Coaching for instructional improvement is a strategy and resource that many schools and districts have put in place to support their adult learners. So what does it mean to “coach”? Skillful coaching incorporates many highly nuanced roles and ways to work - when to probe, clarify, tell, show, and share - and moving fluidly and flexibly between them. As I work alongside educators and continue to refine my own skills as a coach, I’ve learned I can be more effective by recognizing the nuances and using what I know strategically. I often think about several roles at play at any given time, that of the coach, the collaborator, and the consultant:
We all have questions about our practice and as we search for answers to these questions, objective feedback from a coach can be invaluable. Teachers face many challenges as they work to meet the needs of each and every student and rarely, if at all, do they have the opportunity to “get on the balcony” to be reflective about their craft. As coach, I listen carefully as a teacher talks about teaching and learning then engage in dialogue about possibilities. I ask probing questions that facilitate the teacher’s meta-cognition about the cause and effect of instruction, guiding the teacher while they make revisions to their thinking and to their practice. These side-by-side conversations are where true professional development happens for the teacher. I need to be sure the teacher is in the driver’s seat, doing the heavy lifting of inquiry and reflection while I, as coach, guide and support alongside.
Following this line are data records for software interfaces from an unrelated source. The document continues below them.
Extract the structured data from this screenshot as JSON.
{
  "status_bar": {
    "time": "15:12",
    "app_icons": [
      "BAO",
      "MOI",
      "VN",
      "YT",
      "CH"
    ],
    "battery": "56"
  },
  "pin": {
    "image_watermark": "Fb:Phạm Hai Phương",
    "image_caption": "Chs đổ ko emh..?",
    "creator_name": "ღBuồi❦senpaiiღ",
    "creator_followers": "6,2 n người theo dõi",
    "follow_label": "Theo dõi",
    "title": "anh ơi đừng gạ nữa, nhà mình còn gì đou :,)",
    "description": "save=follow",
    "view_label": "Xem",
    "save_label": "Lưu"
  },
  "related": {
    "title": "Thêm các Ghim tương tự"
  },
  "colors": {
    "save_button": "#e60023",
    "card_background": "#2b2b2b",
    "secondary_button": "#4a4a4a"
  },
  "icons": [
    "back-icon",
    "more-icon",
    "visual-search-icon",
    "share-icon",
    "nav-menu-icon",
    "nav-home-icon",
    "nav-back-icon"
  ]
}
Sometimes the answer to a teacher’s question about practice requires research or further exploration. Being in the role of coach doesn’t mean one should or need to know it all; in fact, that’s quite impossible. So I leave my ego at the door and acknowledge that I don’t know, and prepare to problem solve collaboratively. As coach, I sit with the teacher and we work together to look into the dilemma at hand. We may each need to bring resources to the table to support our task. Our collaboration may include analyzing student work, identifying standards, or co-planning a lesson or unit. As collaborators, we inquire and reflect together to move practice forward.
There are times when a teacher is looking for consult and just needs to be told. They are looking for an “expert” to fill in the blank. I find this happens more frequently with novice teachers who lack the years of experience to fall back on though veteran teachers too look for this support when confronted with new information, policies or curriculum. It is in these moments I need to be reflective and ask myself, “What is the teacher asking for? A quick fix? Or something worthy of further inquiry and reflection?” Often times, technical questions posed by teachers require little more than a quick tell – how to administer an assessment or where to find a resource. Though knowledge is being given, the way in which the information is provided is as a “more knowledgeable other” not as a “know-it-all.” And in this role, it’s important that I be fully aware of what is being asked and put my ego aside; after all, this is about them.
Though I recognize and apply these roles in my own coaching practice, I am fully aware that they (more often than not) overlap. The teacher’s dilemma or question can be multi-faceted, requiring that I move in and out of these roles. So how do I know which role to take? Well, that’s completely dependent on the adult learner. As a coach, what I’ve come to understand is that the most important role is that of listener. By listening carefully to what the teacher is asking or saying, and to what their body language is revealing, we can be fully present and there for the teacher.